TASK: Set down each entry again exactly as written.

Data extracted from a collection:
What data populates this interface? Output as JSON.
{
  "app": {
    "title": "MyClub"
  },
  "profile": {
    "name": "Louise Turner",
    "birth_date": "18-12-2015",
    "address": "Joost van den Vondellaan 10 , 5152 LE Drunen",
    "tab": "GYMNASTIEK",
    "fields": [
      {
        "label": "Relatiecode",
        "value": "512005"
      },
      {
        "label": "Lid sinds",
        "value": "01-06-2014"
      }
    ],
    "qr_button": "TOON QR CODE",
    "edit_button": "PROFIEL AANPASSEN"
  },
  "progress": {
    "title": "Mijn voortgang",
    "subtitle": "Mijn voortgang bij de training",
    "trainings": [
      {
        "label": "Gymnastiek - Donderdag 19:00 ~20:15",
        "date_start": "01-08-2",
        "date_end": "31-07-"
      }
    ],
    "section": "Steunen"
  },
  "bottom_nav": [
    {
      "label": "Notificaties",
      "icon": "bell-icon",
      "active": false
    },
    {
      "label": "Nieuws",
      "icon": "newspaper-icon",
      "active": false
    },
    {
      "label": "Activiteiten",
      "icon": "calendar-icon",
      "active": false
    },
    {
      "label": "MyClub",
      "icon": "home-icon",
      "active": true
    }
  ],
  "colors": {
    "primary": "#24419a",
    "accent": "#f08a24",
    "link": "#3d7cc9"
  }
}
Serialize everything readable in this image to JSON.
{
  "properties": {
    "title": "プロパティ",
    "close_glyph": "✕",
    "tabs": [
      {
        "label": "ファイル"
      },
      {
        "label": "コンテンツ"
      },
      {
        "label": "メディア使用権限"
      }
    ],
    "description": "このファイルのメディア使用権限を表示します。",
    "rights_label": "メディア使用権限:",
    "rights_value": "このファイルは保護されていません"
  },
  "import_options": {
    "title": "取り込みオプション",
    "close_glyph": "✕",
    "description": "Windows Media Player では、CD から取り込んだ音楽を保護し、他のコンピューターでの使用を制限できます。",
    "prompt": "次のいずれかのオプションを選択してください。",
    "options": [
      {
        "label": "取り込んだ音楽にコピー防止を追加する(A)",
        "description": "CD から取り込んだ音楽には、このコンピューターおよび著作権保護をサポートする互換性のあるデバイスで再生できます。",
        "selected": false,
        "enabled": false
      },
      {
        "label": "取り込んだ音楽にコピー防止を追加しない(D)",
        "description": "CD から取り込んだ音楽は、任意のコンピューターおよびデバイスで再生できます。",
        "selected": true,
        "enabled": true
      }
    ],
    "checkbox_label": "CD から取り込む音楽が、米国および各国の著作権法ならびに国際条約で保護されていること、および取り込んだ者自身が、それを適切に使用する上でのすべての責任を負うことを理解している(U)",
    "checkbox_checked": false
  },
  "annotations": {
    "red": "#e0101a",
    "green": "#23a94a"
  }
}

TASK OUTPUT:
What data populates this interface? Output as JSON.
{
  "app": {
    "title": "MyClub"
  },
  "profile": {
    "name": "Louise Turner",
    "birth_date": "18-12-2015",
    "address": "Joost van den Vondellaan 10 , 5152 LE Drunen",
    "tab": "GYMNASTIEK",
    "fields": [
      {
        "label": "Relatiecode",
        "value": "512005"
      },
      {
        "label": "Lid sinds",
        "value": "01-06-2014"
      }
    ],
    "qr_button": "TOON QR CODE",
    "edit_button": "PROFIEL AANPASSEN"
  },
  "progress": {
    "title": "Mijn voortgang",
    "subtitle": "Mijn voortgang bij de training",
    "trainings": [
      {
        "label": "Gymnastiek - Donderdag 19:00 ~20:15",
        "date_start": "01-08-2",
        "date_end": "31-07-"
      }
    ],
    "section": "Steunen"
  },
  "bottom_nav": [
    {
      "label": "Notificaties",
      "icon": "bell-icon",
      "active": false
    },
    {
      "label": "Nieuws",
      "icon": "newspaper-icon",
      "active": false
    },
    {
      "label": "Activiteiten",
      "icon": "calendar-icon",
      "active": false
    },
    {
      "label": "MyClub",
      "icon": "home-icon",
      "active": true
    }
  ],
  "colors": {
    "primary": "#24419a",
    "accent": "#f08a24",
    "link": "#3d7cc9"
  }
}
Serialize everything readable in this image to JSON.
{
  "properties": {
    "title": "プロパティ",
    "close_glyph": "✕",
    "tabs": [
      {
        "label": "ファイル"
      },
      {
        "label": "コンテンツ"
      },
      {
        "label": "メディア使用権限"
      }
    ],
    "description": "このファイルのメディア使用権限を表示します。",
    "rights_label": "メディア使用権限:",
    "rights_value": "このファイルは保護されていません"
  },
  "import_options": {
    "title": "取り込みオプション",
    "close_glyph": "✕",
    "description": "Windows Media Player では、CD から取り込んだ音楽を保護し、他のコンピューターでの使用を制限できます。",
    "prompt": "次のいずれかのオプションを選択してください。",
    "options": [
      {
        "label": "取り込んだ音楽にコピー防止を追加する(A)",
        "description": "CD から取り込んだ音楽には、このコンピューターおよび著作権保護をサポートする互換性のあるデバイスで再生できます。",
        "selected": false,
        "enabled": false
      },
      {
        "label": "取り込んだ音楽にコピー防止を追加しない(D)",
        "description": "CD から取り込んだ音楽は、任意のコンピューターおよびデバイスで再生できます。",
        "selected": true,
        "enabled": true
      }
    ],
    "checkbox_label": "CD から取り込む音楽が、米国および各国の著作権法ならびに国際条約で保護されていること、および取り込んだ者自身が、それを適切に使用する上でのすべての責任を負うことを理解している(U)",
    "checkbox_checked": false
  },
  "annotations": {
    "red": "#e0101a",
    "green": "#23a94a"
  }
}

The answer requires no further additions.